Supplied data: Begin

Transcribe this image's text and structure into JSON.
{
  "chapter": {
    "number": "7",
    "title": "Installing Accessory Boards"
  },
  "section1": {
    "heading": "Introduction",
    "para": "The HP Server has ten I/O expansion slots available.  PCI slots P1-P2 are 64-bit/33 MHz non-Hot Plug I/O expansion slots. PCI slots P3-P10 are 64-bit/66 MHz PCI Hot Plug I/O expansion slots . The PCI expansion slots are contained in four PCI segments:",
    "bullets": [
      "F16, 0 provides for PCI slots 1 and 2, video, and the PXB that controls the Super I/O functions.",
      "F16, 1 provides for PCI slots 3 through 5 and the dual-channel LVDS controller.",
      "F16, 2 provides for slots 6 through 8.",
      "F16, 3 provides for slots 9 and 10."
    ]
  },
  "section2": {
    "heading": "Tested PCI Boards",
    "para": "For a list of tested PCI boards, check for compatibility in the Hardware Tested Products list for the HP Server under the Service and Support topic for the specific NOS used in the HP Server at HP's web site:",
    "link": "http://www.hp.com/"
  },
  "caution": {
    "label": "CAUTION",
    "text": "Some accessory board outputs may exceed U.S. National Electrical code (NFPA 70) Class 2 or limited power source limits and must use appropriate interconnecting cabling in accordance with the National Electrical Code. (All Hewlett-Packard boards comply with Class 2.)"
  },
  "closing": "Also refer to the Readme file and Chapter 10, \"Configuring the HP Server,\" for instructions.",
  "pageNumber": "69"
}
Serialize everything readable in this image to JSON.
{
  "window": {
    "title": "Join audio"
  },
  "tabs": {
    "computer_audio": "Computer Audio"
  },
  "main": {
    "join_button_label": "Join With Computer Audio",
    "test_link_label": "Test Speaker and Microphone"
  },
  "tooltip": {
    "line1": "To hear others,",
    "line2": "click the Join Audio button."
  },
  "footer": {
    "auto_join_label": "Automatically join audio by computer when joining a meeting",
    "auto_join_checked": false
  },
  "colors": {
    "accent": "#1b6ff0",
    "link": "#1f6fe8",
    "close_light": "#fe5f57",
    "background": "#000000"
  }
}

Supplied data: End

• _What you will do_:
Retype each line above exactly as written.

• _Written solution_:
Transcribe this image's text and structure into JSON.
{
  "chapter": {
    "number": "7",
    "title": "Installing Accessory Boards"
  },
  "section1": {
    "heading": "Introduction",
    "para": "The HP Server has ten I/O expansion slots available.  PCI slots P1-P2 are 64-bit/33 MHz non-Hot Plug I/O expansion slots. PCI slots P3-P10 are 64-bit/66 MHz PCI Hot Plug I/O expansion slots . The PCI expansion slots are contained in four PCI segments:",
    "bullets": [
      "F16, 0 provides for PCI slots 1 and 2, video, and the PXB that controls the Super I/O functions.",
      "F16, 1 provides for PCI slots 3 through 5 and the dual-channel LVDS controller.",
      "F16, 2 provides for slots 6 through 8.",
      "F16, 3 provides for slots 9 and 10."
    ]
  },
  "section2": {
    "heading": "Tested PCI Boards",
    "para": "For a list of tested PCI boards, check for compatibility in the Hardware Tested Products list for the HP Server under the Service and Support topic for the specific NOS used in the HP Server at HP's web site:",
    "link": "http://www.hp.com/"
  },
  "caution": {
    "label": "CAUTION",
    "text": "Some accessory board outputs may exceed U.S. National Electrical code (NFPA 70) Class 2 or limited power source limits and must use appropriate interconnecting cabling in accordance with the National Electrical Code. (All Hewlett-Packard boards comply with Class 2.)"
  },
  "closing": "Also refer to the Readme file and Chapter 10, \"Configuring the HP Server,\" for instructions.",
  "pageNumber": "69"
}
Serialize everything readable in this image to JSON.
{
  "window": {
    "title": "Join audio"
  },
  "tabs": {
    "computer_audio": "Computer Audio"
  },
  "main": {
    "join_button_label": "Join With Computer Audio",
    "test_link_label": "Test Speaker and Microphone"
  },
  "tooltip": {
    "line1": "To hear others,",
    "line2": "click the Join Audio button."
  },
  "footer": {
    "auto_join_label": "Automatically join audio by computer when joining a meeting",
    "auto_join_checked": false
  },
  "colors": {
    "accent": "#1b6ff0",
    "link": "#1f6fe8",
    "close_light": "#fe5f57",
    "background": "#000000"
  }
}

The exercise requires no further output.